Michel Tooktoo says he was detained 19 months in jail and had 14 court appearances before he was eventually released in 2016 when the charges were dropped.
It was a painful experience Tooktoo testified Tuesday at the Quebec inquiry examining Indigenous people’s relationship with the province.
He came to Montreal from Kuujjuarapik, Nunavik to testify and said it was hard bringing up those memories.
“I was very emotional. It brought me back a lot of memories, memories that I try to forget for two years now,” said Tooktoo “But at the same time I feel released as I finally had a chance to tell people what I have been through and I am sure there is a lot of people who feel the same way.”
Vivien Carli of First Peoples Justice Centre of Montreal said the organization was developed to help people like Tooktoo.

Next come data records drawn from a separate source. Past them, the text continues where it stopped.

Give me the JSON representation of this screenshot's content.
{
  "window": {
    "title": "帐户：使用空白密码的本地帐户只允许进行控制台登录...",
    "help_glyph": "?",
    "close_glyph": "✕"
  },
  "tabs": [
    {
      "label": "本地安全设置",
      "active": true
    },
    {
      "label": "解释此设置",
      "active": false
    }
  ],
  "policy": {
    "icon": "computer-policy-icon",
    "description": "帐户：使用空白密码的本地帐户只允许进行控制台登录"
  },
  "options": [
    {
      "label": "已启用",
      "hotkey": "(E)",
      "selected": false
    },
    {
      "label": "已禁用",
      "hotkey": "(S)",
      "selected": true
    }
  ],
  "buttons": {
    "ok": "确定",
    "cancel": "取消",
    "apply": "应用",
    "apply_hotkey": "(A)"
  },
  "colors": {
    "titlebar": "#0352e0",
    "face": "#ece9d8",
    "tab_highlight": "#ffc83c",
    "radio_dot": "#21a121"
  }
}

“We offer services from when the accusation comes, even prevention to reintegration. No one offers this so he was lost in this system,” said Carli. “That is why we have a very ambitious mandate to help people throughout the whole continuum because organizations are segregated, ministries are segregated and people are falling between the cracks like Mr. Tooktoo.”
But they do so with few resources, as she also testified the organization struggles with a lack of everything from funding to treatment centres.
Carlie feels Quebec is steps behind other provinces.
“I think it has a lot to do with a lack of desire from the government to provide any support,” she said.